“Yup,” I confirmed.
She then began to explain that, prior to each of our meetings, she took notes to prepare. All of those notes were written as “they.” “If you notice,” she told me, “during this conversation I have been speaking as ‘I.’ That’s because this information is Nick coming through. ‘I fucked up.’ ‘I take responsibility.’ Yes, other people need to hear this, but he’s coming through because you need to hear this.”
At this point in the transcripts, you can tell that I’ve pretty much tuned out, and the medium is getting frustrated that I’m not hearing her. She continued:

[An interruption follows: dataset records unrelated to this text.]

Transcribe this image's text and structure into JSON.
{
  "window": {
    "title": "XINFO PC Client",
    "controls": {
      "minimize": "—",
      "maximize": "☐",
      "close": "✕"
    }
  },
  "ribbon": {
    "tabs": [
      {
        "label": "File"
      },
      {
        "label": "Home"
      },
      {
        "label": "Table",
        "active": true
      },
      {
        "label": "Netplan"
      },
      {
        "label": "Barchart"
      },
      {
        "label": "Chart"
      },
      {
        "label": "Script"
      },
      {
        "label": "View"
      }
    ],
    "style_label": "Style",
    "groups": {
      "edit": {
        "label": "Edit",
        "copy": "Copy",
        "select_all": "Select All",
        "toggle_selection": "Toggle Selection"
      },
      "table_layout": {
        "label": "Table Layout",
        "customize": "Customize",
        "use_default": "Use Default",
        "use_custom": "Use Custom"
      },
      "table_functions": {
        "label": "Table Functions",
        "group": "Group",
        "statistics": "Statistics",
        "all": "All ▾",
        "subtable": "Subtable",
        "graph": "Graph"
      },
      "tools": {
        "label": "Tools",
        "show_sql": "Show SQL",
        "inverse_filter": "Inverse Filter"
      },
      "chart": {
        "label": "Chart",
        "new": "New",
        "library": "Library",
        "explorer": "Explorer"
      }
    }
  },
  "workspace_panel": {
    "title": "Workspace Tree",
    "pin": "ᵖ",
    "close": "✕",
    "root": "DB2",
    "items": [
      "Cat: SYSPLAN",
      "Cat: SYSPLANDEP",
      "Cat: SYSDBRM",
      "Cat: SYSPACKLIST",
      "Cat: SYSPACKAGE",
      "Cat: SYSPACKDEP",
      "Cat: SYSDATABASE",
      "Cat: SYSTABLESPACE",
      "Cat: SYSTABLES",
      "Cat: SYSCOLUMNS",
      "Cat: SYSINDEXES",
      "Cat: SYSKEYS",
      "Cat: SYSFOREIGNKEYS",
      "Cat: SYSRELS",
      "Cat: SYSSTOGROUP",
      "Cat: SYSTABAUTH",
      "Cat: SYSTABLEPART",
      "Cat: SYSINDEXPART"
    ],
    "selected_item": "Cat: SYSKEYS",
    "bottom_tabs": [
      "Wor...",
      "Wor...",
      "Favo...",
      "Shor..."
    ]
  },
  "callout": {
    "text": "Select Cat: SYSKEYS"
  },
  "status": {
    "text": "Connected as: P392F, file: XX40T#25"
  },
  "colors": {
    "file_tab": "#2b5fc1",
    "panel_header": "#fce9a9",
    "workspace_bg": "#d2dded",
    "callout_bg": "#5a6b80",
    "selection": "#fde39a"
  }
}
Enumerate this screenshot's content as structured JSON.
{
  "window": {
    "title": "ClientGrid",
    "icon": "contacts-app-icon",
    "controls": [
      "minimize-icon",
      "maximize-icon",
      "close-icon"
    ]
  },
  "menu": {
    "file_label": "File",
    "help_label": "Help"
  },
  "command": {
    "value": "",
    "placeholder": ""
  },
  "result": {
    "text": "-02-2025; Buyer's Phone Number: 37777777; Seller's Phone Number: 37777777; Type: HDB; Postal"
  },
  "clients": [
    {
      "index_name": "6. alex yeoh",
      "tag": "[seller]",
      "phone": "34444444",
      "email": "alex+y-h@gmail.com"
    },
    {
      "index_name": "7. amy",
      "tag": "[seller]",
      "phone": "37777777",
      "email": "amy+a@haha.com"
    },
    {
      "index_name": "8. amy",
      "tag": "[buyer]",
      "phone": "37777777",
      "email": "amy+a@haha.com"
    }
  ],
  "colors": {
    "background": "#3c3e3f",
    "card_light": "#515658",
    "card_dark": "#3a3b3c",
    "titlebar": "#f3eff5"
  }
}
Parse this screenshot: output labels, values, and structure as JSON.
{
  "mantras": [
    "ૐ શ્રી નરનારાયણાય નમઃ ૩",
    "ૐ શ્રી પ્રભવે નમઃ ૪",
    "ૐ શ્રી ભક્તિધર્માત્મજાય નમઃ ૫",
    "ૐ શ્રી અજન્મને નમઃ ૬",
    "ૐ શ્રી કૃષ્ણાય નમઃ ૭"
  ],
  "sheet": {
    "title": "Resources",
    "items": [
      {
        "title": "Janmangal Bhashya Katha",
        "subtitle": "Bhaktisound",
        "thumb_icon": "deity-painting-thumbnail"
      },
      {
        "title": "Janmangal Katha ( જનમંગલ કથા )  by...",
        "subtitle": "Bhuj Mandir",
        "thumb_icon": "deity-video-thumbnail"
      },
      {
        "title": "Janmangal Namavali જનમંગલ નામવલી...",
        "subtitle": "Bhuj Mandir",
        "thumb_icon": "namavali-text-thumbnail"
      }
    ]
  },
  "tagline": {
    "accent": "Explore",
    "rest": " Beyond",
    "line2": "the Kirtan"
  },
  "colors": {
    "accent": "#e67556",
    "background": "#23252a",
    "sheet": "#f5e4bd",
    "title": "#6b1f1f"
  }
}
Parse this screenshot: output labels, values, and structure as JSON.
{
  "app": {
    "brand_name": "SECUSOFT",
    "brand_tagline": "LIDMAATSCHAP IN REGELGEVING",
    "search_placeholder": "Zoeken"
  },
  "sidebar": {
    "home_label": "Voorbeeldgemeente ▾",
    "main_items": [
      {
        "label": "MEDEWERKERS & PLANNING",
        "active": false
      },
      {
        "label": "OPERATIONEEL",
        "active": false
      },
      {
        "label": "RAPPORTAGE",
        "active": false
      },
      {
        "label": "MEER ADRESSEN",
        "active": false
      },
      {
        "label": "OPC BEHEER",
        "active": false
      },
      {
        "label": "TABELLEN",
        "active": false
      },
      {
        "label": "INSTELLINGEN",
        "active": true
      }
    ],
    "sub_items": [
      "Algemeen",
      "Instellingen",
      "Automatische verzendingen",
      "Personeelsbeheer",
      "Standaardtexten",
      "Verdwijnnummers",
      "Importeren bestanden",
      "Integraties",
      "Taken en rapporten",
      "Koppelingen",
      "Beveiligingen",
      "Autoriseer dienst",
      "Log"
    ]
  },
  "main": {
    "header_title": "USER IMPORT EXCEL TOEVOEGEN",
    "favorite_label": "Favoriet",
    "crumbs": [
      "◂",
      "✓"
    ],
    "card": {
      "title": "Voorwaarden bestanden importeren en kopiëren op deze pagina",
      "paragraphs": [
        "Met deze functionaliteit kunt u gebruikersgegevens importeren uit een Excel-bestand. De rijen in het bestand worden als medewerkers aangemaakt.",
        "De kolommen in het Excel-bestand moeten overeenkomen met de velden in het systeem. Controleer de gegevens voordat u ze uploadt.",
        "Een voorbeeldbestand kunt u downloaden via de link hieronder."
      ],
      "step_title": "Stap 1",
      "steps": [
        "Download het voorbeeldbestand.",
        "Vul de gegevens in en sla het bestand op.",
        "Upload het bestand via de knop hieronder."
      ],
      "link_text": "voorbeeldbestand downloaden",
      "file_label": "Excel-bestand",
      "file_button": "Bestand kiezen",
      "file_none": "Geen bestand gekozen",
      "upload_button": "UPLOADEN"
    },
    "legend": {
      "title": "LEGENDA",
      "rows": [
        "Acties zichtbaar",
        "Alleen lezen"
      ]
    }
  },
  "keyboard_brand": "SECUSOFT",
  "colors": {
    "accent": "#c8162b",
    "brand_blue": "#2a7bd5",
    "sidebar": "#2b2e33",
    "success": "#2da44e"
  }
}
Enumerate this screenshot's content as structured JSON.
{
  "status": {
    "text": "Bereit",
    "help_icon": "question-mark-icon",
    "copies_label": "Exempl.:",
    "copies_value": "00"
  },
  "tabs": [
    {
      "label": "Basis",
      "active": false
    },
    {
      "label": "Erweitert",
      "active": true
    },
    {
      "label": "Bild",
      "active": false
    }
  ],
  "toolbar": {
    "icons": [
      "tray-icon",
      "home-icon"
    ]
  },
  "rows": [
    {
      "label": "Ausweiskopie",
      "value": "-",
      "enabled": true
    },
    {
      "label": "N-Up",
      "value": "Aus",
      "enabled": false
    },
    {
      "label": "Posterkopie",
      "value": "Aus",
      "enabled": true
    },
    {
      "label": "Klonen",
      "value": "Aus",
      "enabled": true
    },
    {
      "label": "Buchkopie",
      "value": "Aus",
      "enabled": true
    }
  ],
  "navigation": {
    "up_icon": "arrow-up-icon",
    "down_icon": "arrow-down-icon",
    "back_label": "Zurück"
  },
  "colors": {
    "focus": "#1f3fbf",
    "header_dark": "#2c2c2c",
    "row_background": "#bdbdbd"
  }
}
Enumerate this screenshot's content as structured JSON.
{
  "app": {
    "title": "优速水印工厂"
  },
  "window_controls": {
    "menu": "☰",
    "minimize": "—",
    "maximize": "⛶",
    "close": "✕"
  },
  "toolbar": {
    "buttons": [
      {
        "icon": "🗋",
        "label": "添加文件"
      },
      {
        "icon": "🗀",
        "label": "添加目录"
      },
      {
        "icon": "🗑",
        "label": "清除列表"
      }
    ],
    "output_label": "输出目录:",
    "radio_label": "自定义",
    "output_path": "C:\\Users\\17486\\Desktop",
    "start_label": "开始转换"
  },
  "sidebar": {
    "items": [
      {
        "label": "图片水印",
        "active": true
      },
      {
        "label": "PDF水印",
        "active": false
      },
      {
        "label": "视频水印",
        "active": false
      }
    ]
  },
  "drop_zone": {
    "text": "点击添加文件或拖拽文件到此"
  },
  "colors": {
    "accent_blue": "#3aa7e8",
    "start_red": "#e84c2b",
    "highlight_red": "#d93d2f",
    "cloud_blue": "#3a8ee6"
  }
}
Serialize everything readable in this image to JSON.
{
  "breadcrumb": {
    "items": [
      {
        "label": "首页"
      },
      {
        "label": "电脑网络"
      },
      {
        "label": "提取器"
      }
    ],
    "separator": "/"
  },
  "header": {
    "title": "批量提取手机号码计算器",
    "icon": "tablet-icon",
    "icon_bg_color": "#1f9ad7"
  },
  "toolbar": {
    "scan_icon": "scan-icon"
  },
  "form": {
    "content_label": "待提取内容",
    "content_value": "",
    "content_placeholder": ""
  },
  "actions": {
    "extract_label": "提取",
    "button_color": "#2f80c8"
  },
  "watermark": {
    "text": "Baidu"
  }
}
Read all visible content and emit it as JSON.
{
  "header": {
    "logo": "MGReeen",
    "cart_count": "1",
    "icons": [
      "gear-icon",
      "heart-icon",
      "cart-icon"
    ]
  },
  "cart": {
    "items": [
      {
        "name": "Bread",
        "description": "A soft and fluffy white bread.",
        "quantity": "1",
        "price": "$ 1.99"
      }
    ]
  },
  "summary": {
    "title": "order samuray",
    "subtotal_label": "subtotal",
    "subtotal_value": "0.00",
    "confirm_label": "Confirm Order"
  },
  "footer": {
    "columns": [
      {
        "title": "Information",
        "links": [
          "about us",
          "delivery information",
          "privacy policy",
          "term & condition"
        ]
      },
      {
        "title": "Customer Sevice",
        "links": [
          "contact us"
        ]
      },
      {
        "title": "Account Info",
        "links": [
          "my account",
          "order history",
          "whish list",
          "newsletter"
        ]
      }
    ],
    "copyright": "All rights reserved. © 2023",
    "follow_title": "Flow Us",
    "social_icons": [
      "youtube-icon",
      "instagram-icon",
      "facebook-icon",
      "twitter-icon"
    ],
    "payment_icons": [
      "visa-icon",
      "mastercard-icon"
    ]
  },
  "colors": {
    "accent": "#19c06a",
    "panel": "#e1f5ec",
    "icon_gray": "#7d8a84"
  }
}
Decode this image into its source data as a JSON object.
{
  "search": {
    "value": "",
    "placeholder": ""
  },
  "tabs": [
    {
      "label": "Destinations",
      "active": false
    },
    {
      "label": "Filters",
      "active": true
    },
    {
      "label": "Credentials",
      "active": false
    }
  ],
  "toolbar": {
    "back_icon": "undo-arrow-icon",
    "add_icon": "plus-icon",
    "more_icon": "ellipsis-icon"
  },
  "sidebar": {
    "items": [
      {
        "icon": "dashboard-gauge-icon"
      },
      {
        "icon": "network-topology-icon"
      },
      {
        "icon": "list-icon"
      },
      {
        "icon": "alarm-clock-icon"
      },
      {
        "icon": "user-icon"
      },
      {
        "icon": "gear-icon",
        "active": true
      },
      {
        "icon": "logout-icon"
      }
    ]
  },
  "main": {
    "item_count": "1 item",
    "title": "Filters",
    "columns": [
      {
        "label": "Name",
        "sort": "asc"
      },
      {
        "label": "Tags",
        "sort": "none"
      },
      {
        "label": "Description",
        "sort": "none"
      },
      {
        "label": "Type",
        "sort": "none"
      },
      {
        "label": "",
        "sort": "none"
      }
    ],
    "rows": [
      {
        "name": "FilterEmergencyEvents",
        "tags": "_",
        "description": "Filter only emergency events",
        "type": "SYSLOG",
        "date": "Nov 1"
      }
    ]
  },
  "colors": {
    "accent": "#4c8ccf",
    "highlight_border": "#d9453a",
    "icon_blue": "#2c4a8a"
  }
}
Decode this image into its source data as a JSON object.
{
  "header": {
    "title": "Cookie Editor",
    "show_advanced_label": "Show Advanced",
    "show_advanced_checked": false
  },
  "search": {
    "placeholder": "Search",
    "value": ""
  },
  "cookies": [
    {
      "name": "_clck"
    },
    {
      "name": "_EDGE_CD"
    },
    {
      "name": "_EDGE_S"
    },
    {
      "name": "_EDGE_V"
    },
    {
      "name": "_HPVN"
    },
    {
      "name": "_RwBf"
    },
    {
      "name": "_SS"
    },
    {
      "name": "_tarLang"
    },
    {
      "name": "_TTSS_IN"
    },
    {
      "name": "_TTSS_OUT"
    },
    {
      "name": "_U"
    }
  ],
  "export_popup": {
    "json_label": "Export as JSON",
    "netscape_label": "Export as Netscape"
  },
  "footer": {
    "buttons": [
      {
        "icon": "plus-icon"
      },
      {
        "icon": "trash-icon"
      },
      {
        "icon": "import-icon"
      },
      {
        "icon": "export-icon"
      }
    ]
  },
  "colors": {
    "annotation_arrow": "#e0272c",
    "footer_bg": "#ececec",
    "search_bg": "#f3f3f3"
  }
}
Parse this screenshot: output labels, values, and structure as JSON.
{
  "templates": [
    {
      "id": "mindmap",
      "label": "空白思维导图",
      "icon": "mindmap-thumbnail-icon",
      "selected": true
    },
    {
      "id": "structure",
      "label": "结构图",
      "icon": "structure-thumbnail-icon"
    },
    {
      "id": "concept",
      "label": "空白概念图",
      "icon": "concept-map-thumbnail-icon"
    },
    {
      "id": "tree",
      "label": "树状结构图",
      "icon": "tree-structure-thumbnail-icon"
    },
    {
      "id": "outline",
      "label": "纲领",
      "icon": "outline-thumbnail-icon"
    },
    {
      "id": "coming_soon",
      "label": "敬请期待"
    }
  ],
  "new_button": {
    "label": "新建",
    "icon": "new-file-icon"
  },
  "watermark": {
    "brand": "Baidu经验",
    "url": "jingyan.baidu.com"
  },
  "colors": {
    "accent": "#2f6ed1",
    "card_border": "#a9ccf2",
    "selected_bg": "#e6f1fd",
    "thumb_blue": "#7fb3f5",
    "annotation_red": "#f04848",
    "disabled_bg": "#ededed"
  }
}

"... I felt it from the day that he popped in. He was taking responsibility [for his death]. You need to release yourself from feeling of any sort of responsibility, or any type of burden, or any type of the coulda, shoulda, woulda stuff.”
As I read through the transcripts, I felt as if a weight I hadn’t even realized I had been carrying around suddenly dropped off of me in a matter of seconds. I have had my fair share of profound moments of belief in the universe, in our connectedness, in something more. But this moment right here? It was one of the biggies. It changed everything. So many things had to come together at once for me to have this precise moment of really hearing. Of truly understanding.
And, most of all, I believe it may very well have prevented me from having to take a brush-up course on a very painful lesson that I refused to learn fully the first time around: We are not responsible for other people. No matter how much we love them. We are not responsible. It has allowed me to be present for my loved one in a way I wasn’t able to when I was emotionally and mentally churning over a false sense of responsibility. Now I can just be right here, right now, in the moment. I can support him to the best of my ability with the understanding that, no matter what happens, that’s all I can really do in the end. I can be free to do the only thing I can do—to love him. There is relief in that but, moreover, there is release. I feel free in a way that I haven’t in many, many years. Who would’ve guessed?